# INSTRUCTIONS TO FOLLOW
Search the entries below for the word "Accuraat", then copy each line in which it is found.

# EXERCISE DATA

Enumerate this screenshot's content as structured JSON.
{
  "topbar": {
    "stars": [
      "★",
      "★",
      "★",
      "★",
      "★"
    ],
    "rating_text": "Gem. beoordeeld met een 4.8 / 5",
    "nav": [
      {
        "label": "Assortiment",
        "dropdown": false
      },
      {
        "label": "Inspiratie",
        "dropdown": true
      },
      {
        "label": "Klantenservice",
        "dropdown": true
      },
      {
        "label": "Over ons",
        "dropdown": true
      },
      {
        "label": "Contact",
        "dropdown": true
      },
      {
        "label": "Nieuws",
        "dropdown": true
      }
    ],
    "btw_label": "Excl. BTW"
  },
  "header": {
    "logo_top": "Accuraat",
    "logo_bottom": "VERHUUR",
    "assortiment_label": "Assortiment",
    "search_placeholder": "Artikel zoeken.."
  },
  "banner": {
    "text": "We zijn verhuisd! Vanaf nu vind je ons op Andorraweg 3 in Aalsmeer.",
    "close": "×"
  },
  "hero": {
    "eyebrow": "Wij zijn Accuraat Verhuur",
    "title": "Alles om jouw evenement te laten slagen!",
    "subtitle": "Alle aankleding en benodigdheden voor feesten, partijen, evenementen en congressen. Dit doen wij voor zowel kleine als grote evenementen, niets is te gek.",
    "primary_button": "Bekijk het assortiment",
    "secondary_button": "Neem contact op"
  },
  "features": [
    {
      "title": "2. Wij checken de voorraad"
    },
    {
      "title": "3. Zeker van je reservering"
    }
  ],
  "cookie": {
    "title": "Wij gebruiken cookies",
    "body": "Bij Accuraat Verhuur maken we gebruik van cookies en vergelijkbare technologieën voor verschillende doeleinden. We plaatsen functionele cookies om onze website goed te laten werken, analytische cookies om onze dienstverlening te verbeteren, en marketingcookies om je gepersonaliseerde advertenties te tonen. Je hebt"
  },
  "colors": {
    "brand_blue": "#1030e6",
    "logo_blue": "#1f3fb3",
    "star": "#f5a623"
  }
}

# ANSWER BOX
    "logo_top": "Accuraat",
    "eyebrow": "Wij zijn Accuraat Verhuur",
    "body": "Bij Accuraat Verhuur maken we gebruik van cookies en vergelijkbare technologieën voor verschillende doeleinden. We plaatsen functionele cookies om onze website goed te laten werken, analytische cookies om onze dienstverlening te verbeteren, en marketingcookies om je gepersonaliseerde advertenties te tonen. Je hebt"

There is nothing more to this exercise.